Bev Priestman’s side secured their first gold medal success with a thrilling penalty shoot-out victory over Sweden in Yokohama, Japan, having claimed bronze at the 2012 and 2016 Games.
Beckie (celebrating her three-year anniversary with the Club) played a key role in her side’s tournament triumph, scoring a brace in the crucial group stage victory over Chile, and although days have passed since the incredible Final, she revealed the squad are still in awe of their achievement.
“It still hasn’t sunk in!” she admitted. “I have the medal – it’s in my purse! I’m carrying it around!
“We literally keep saying to each other: ‘We won! We’ve won a gold medal! Can you believe it?!’
“It doesn’t feel real – probably because we’ve been in such a small bubble. We saw people in the Olympic Village but only other athletes – we haven’t been in the real world yet!
“I think it will hit me when I get home and see my family.

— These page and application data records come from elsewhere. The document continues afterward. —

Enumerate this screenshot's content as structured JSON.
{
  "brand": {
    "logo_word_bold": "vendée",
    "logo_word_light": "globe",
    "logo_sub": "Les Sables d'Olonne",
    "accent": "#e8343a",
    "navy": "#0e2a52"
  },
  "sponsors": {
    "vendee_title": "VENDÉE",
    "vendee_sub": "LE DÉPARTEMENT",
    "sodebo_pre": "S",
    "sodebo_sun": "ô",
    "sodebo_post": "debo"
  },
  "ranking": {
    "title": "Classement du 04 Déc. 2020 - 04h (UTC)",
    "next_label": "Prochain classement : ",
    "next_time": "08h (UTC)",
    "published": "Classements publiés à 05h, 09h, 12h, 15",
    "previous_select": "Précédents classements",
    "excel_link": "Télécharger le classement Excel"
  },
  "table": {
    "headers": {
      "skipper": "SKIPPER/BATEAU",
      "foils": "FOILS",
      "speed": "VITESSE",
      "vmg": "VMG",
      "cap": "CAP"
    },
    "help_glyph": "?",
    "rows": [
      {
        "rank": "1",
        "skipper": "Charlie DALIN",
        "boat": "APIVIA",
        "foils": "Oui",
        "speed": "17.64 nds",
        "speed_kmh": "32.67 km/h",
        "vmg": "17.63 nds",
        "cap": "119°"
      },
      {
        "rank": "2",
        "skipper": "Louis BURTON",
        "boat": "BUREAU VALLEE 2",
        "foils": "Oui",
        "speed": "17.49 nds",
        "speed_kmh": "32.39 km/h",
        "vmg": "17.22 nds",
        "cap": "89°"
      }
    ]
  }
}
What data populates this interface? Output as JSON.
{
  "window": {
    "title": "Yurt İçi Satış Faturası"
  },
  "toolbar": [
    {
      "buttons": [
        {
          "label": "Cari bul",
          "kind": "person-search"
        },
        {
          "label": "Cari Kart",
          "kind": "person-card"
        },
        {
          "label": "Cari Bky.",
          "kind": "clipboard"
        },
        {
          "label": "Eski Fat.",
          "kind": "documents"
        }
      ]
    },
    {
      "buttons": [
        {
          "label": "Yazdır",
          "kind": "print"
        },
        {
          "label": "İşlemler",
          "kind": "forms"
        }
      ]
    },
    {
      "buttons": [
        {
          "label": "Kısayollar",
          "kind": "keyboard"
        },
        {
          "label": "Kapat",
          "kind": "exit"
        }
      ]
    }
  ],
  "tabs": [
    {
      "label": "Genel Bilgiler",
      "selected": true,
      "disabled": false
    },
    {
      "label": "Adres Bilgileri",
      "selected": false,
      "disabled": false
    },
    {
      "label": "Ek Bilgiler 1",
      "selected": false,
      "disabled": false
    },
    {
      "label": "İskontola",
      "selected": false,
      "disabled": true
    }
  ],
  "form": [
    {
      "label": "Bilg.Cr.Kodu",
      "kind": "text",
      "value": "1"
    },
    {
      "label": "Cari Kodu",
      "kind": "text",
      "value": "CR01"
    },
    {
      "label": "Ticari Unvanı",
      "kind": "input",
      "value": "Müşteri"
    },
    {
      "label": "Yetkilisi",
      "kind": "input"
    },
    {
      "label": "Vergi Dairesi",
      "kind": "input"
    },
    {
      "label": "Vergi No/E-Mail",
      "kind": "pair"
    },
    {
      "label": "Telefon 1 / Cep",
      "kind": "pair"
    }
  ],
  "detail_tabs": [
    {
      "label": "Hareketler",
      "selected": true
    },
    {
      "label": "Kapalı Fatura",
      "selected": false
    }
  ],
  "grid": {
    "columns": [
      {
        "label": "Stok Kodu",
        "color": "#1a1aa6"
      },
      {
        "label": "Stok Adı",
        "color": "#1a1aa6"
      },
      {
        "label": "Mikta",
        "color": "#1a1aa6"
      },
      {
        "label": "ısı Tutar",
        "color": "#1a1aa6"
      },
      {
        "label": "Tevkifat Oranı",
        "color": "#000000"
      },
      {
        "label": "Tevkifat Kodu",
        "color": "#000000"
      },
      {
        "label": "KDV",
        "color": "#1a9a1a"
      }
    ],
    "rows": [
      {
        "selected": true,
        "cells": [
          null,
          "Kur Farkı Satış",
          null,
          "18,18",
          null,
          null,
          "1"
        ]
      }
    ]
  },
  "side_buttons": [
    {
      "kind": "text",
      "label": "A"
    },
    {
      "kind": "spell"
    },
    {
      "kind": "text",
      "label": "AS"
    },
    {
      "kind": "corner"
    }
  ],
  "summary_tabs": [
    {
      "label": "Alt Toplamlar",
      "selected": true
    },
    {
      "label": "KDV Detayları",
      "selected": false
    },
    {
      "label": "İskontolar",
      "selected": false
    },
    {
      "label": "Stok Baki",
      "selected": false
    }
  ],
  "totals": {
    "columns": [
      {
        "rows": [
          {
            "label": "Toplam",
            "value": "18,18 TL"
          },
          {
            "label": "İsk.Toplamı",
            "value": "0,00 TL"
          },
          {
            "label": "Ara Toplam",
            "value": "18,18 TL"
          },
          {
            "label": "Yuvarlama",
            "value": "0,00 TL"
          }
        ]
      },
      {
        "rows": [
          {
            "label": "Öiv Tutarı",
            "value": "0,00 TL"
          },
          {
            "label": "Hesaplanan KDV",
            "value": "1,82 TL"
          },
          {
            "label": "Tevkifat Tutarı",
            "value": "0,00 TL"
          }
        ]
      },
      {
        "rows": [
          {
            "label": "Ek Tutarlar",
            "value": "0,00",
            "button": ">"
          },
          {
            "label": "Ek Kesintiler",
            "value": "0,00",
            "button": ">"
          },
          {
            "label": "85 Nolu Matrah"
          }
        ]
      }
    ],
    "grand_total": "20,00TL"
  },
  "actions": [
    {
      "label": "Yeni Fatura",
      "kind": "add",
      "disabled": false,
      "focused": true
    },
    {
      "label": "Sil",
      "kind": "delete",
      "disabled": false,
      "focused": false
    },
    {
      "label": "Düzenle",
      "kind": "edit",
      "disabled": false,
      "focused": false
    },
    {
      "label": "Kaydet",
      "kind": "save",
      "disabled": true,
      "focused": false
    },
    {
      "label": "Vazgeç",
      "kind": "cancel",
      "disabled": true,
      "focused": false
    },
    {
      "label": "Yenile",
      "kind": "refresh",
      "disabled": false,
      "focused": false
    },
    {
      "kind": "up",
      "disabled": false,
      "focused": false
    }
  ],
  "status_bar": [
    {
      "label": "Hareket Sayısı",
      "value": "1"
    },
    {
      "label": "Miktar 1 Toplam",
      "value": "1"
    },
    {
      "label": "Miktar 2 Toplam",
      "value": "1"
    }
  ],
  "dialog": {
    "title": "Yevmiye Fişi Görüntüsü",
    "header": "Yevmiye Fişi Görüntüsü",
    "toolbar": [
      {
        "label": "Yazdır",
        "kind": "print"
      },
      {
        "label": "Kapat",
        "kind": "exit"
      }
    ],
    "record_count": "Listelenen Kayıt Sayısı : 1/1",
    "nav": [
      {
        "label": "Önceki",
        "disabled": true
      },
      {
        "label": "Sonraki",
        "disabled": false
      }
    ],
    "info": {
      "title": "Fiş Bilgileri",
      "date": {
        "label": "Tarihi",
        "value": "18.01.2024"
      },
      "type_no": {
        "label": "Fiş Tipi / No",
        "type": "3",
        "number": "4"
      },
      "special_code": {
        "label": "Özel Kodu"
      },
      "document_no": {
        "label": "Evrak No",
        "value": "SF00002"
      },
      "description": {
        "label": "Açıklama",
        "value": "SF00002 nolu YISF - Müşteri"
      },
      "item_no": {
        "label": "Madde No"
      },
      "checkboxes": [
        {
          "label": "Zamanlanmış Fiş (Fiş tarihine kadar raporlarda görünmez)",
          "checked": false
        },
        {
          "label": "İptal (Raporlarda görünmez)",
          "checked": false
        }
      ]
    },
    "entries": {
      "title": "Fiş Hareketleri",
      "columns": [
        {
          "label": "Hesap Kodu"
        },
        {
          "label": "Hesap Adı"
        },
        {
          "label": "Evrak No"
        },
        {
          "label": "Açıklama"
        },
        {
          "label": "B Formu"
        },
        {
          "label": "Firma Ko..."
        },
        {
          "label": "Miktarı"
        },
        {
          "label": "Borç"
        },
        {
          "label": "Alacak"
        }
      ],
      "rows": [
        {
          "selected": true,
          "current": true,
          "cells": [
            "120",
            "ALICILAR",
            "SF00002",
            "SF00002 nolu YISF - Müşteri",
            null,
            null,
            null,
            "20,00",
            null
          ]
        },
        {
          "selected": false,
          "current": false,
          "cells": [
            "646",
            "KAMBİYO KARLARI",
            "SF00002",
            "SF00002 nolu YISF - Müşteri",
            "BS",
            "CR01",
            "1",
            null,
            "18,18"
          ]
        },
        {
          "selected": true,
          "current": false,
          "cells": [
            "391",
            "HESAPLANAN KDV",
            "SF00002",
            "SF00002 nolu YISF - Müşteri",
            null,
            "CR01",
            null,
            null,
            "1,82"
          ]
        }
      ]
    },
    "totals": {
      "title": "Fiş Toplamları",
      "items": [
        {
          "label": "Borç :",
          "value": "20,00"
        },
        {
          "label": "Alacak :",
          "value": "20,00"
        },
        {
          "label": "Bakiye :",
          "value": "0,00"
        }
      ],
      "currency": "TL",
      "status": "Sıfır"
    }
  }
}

I’ve heard from a lot of people, which has been really nice, but I’ve tried to be present for the last three days, soaking it all in.
“I haven’t even had chance to get back to everyone but hopefully, when things start winding down, I’ll have some time!”
The coveted prize was clinched in the most dramatic of circumstances – the colour of the medal decided on a single kick.
Both sides were guaranteed at least a silver medal from the Final and following a tense 120 minutes of play – with the two teams deadlocked at 1-1 – a penalty shoot-out was required to determine the winner.
Although Beckie had been substituted earlier in the game and so did not have to step up to take a spot-kick, she says she experienced every single emotion in an ‘anxiety-riddled’ game – one that saw Sweden one successful strike away from securing gold.
With the Blågult leading 2-1 after four penalties apiece – Stephanie Labbe and Hedvig Lindahl both saving two – Caroline Seger spurned the chance to win the game, blazing over the crossbar, before Deanne Rose converted to send the game to sudden death.
Jonna Andersson then saw her effort thwarted by Labbe and 20-year-old Julia Grosso drilled home to win the game for Canada.
Needless to say, Beckie’s heart was pounding throughout!
“It was probably the most anxiety-riddled game I’ve ever been part of!” she reflected. “I probably hit my maximum heart rate on the sideline!
“It was really severe changes of momentum. Plus, it was super hot and everyone was exhausted!
“It wasn’t in our hands and then all of a sudden, one kick is missed and it’s back in our favour!
“Our goalkeeper was the MVP (Most Valuable Player) of the tournament for us – she stepped up big time.
“Then we have a super young player score the winning penalty!
“It was a rollercoaster of emotions – disappointment when they scored (in normal time), elation when we scored… then 30 more minutes and then penalties, which is a whole new level of anxiety!
“This is one of the first times I’ve actually talked about the game and I can feel the anxiety as I’m reliving it!”
The magic moment of Grosso’s penalty will be one that the whole of Canada will never forget.
With so much riding on a solitary kick, how would Beckie describe the feeling of watching it hit the back of the net to win a gold medal for her country?
“I just got chills thinking about it!” she laughed. “There are no words.
“We had a quarter-final, semi-final and Final that all ended in really exciting fashion and that emotion never gets old!
“It was a really special moment to share with everyone and the way it happened – with the veteran players coming together with the younger players – and for it to be won with the final penalty, it was such a nice way to write the end of the story.
“It feels like we’ve been here forever but at the same time, it’s gone by so fast! Looking back, each game was like its own tournament – each one had so much emotion, focus, concentration, preparation…
“When you look at it as a whole, it feels like a massive achievement: to have played six games and not lost, to have conceded so few goals and to walk away with a gold medal.
“It’s been an honour to play in the Olympics after such a difficult time around the world. Hopefully, we – and not just football; every sport – have brought some joy to the world after such a hard year.”
Hear more from Janine later in the week in our exclusive Q&A…